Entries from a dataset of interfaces

———

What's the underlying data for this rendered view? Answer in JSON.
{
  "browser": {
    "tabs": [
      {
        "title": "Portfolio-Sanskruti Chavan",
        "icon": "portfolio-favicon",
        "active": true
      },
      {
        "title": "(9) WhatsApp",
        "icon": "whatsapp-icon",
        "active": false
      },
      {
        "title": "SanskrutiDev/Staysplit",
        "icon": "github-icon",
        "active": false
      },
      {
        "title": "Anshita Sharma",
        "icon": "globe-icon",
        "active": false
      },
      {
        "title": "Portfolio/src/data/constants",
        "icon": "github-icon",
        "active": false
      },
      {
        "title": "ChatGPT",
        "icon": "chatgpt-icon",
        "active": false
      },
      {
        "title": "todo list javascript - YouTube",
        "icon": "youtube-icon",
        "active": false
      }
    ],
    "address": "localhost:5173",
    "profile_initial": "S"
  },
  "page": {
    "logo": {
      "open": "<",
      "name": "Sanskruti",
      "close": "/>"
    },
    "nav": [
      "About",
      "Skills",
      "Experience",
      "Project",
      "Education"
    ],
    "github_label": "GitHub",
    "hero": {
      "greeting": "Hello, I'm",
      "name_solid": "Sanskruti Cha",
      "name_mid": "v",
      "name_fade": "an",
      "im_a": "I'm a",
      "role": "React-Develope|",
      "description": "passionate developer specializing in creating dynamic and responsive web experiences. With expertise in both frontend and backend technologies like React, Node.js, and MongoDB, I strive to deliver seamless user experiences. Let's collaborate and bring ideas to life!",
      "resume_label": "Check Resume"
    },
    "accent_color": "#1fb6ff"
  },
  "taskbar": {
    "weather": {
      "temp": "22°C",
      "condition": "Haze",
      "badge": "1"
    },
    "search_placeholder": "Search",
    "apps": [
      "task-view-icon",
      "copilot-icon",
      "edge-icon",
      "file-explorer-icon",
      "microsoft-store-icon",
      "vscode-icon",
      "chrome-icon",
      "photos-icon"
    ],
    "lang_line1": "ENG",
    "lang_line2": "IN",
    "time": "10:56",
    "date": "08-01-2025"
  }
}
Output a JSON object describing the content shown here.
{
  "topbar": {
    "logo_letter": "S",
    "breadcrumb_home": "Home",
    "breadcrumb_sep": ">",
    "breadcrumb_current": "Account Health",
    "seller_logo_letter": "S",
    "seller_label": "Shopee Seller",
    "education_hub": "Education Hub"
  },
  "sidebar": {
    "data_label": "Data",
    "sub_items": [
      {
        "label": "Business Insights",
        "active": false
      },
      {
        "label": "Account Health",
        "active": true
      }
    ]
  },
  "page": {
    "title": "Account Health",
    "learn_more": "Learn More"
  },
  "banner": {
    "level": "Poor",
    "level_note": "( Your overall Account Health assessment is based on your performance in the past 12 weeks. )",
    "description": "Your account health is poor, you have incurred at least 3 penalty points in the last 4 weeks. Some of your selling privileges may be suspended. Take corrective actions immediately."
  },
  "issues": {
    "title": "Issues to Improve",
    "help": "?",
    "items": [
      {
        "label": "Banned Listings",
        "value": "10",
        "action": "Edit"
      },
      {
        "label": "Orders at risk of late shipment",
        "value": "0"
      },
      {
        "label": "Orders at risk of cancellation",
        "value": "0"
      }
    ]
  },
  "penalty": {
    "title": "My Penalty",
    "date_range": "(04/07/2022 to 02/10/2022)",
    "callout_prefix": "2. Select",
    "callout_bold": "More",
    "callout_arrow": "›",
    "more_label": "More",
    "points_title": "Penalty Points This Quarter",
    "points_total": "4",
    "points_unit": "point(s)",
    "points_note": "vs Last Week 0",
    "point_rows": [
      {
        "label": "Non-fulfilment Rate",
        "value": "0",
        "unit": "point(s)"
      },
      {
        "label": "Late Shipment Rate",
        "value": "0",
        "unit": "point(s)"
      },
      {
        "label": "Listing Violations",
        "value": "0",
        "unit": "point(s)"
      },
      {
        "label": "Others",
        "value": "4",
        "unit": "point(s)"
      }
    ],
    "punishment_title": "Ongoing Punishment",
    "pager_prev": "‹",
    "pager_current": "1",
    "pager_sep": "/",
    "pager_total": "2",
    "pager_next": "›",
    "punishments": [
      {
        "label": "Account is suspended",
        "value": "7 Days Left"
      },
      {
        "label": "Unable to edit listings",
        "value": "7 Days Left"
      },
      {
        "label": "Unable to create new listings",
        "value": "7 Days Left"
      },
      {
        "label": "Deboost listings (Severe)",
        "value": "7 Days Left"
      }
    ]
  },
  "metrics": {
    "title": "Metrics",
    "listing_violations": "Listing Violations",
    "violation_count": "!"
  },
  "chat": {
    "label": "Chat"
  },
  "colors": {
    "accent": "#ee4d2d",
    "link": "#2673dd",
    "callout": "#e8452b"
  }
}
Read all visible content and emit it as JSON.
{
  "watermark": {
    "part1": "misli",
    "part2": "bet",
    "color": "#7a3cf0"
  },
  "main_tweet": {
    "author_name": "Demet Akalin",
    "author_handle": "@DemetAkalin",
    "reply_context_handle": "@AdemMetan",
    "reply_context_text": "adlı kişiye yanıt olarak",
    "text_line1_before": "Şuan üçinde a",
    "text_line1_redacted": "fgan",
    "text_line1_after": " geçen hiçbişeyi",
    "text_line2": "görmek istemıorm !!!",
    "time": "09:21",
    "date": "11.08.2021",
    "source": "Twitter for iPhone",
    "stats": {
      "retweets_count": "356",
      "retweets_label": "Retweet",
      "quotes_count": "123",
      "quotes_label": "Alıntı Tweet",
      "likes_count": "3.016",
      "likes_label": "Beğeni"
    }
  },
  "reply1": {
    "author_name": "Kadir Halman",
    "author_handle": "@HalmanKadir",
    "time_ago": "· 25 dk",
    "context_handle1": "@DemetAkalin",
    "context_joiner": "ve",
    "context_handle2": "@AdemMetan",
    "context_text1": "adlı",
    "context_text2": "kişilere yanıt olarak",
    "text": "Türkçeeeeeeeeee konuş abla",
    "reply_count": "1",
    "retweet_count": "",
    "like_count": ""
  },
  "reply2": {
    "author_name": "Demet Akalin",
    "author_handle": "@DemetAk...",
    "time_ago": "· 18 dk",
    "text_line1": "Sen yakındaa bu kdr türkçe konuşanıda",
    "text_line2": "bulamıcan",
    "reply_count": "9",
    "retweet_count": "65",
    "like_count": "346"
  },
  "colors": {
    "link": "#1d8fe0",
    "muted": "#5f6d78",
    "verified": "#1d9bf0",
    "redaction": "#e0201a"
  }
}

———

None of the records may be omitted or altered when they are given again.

ANSWER AREA:
What's the underlying data for this rendered view? Answer in JSON.
{
  "browser": {
    "tabs": [
      {
        "title": "Portfolio-Sanskruti Chavan",
        "icon": "portfolio-favicon",
        "active": true
      },
      {
        "title": "(9) WhatsApp",
        "icon": "whatsapp-icon",
        "active": false
      },
      {
        "title": "SanskrutiDev/Staysplit",
        "icon": "github-icon",
        "active": false
      },
      {
        "title": "Anshita Sharma",
        "icon": "globe-icon",
        "active": false
      },
      {
        "title": "Portfolio/src/data/constants",
        "icon": "github-icon",
        "active": false
      },
      {
        "title": "ChatGPT",
        "icon": "chatgpt-icon",
        "active": false
      },
      {
        "title": "todo list javascript - YouTube",
        "icon": "youtube-icon",
        "active": false
      }
    ],
    "address": "localhost:5173",
    "profile_initial": "S"
  },
  "page": {
    "logo": {
      "open": "<",
      "name": "Sanskruti",
      "close": "/>"
    },
    "nav": [
      "About",
      "Skills",
      "Experience",
      "Project",
      "Education"
    ],
    "github_label": "GitHub",
    "hero": {
      "greeting": "Hello, I'm",
      "name_solid": "Sanskruti Cha",
      "name_mid": "v",
      "name_fade": "an",
      "im_a": "I'm a",
      "role": "React-Develope|",
      "description": "passionate developer specializing in creating dynamic and responsive web experiences. With expertise in both frontend and backend technologies like React, Node.js, and MongoDB, I strive to deliver seamless user experiences. Let's collaborate and bring ideas to life!",
      "resume_label": "Check Resume"
    },
    "accent_color": "#1fb6ff"
  },
  "taskbar": {
    "weather": {
      "temp": "22°C",
      "condition": "Haze",
      "badge": "1"
    },
    "search_placeholder": "Search",
    "apps": [
      "task-view-icon",
      "copilot-icon",
      "edge-icon",
      "file-explorer-icon",
      "microsoft-store-icon",
      "vscode-icon",
      "chrome-icon",
      "photos-icon"
    ],
    "lang_line1": "ENG",
    "lang_line2": "IN",
    "time": "10:56",
    "date": "08-01-2025"
  }
}
Output a JSON object describing the content shown here.
{
  "topbar": {
    "logo_letter": "S",
    "breadcrumb_home": "Home",
    "breadcrumb_sep": ">",
    "breadcrumb_current": "Account Health",
    "seller_logo_letter": "S",
    "seller_label": "Shopee Seller",
    "education_hub": "Education Hub"
  },
  "sidebar": {
    "data_label": "Data",
    "sub_items": [
      {
        "label": "Business Insights",
        "active": false
      },
      {
        "label": "Account Health",
        "active": true
      }
    ]
  },
  "page": {
    "title": "Account Health",
    "learn_more": "Learn More"
  },
  "banner": {
    "level": "Poor",
    "level_note": "( Your overall Account Health assessment is based on your performance in the past 12 weeks. )",
    "description": "Your account health is poor, you have incurred at least 3 penalty points in the last 4 weeks. Some of your selling privileges may be suspended. Take corrective actions immediately."
  },
  "issues": {
    "title": "Issues to Improve",
    "help": "?",
    "items": [
      {
        "label": "Banned Listings",
        "value": "10",
        "action": "Edit"
      },
      {
        "label": "Orders at risk of late shipment",
        "value": "0"
      },
      {
        "label": "Orders at risk of cancellation",
        "value": "0"
      }
    ]
  },
  "penalty": {
    "title": "My Penalty",
    "date_range": "(04/07/2022 to 02/10/2022)",
    "callout_prefix": "2. Select",
    "callout_bold": "More",
    "callout_arrow": "›",
    "more_label": "More",
    "points_title": "Penalty Points This Quarter",
    "points_total": "4",
    "points_unit": "point(s)",
    "points_note": "vs Last Week 0",
    "point_rows": [
      {
        "label": "Non-fulfilment Rate",
        "value": "0",
        "unit": "point(s)"
      },
      {
        "label": "Late Shipment Rate",
        "value": "0",
        "unit": "point(s)"
      },
      {
        "label": "Listing Violations",
        "value": "0",
        "unit": "point(s)"
      },
      {
        "label": "Others",
        "value": "4",
        "unit": "point(s)"
      }
    ],
    "punishment_title": "Ongoing Punishment",
    "pager_prev": "‹",
    "pager_current": "1",
    "pager_sep": "/",
    "pager_total": "2",
    "pager_next": "›",
    "punishments": [
      {
        "label": "Account is suspended",
        "value": "7 Days Left"
      },
      {
        "label": "Unable to edit listings",
        "value": "7 Days Left"
      },
      {
        "label": "Unable to create new listings",
        "value": "7 Days Left"
      },
      {
        "label": "Deboost listings (Severe)",
        "value": "7 Days Left"
      }
    ]
  },
  "metrics": {
    "title": "Metrics",
    "listing_violations": "Listing Violations",
    "violation_count": "!"
  },
  "chat": {
    "label": "Chat"
  },
  "colors": {
    "accent": "#ee4d2d",
    "link": "#2673dd",
    "callout": "#e8452b"
  }
}
Read all visible content and emit it as JSON.
{
  "watermark": {
    "part1": "misli",
    "part2": "bet",
    "color": "#7a3cf0"
  },
  "main_tweet": {
    "author_name": "Demet Akalin",
    "author_handle": "@DemetAkalin",
    "reply_context_handle": "@AdemMetan",
    "reply_context_text": "adlı kişiye yanıt olarak",
    "text_line1_before": "Şuan üçinde a",
    "text_line1_redacted": "fgan",
    "text_line1_after": " geçen hiçbişeyi",
    "text_line2": "görmek istemıorm !!!",
    "time": "09:21",
    "date": "11.08.2021",
    "source": "Twitter for iPhone",
    "stats": {
      "retweets_count": "356",
      "retweets_label": "Retweet",
      "quotes_count": "123",
      "quotes_label": "Alıntı Tweet",
      "likes_count": "3.016",
      "likes_label": "Beğeni"
    }
  },
  "reply1": {
    "author_name": "Kadir Halman",
    "author_handle": "@HalmanKadir",
    "time_ago": "· 25 dk",
    "context_handle1": "@DemetAkalin",
    "context_joiner": "ve",
    "context_handle2": "@AdemMetan",
    "context_text1": "adlı",
    "context_text2": "kişilere yanıt olarak",
    "text": "Türkçeeeeeeeeee konuş abla",
    "reply_count": "1",
    "retweet_count": "",
    "like_count": ""
  },
  "reply2": {
    "author_name": "Demet Akalin",
    "author_handle": "@DemetAk...",
    "time_ago": "· 18 dk",
    "text_line1": "Sen yakındaa bu kdr türkçe konuşanıda",
    "text_line2": "bulamıcan",
    "reply_count": "9",
    "retweet_count": "65",
    "like_count": "346"
  },
  "colors": {
    "link": "#1d8fe0",
    "muted": "#5f6d78",
    "verified": "#1d9bf0",
    "redaction": "#e0201a"
  }
}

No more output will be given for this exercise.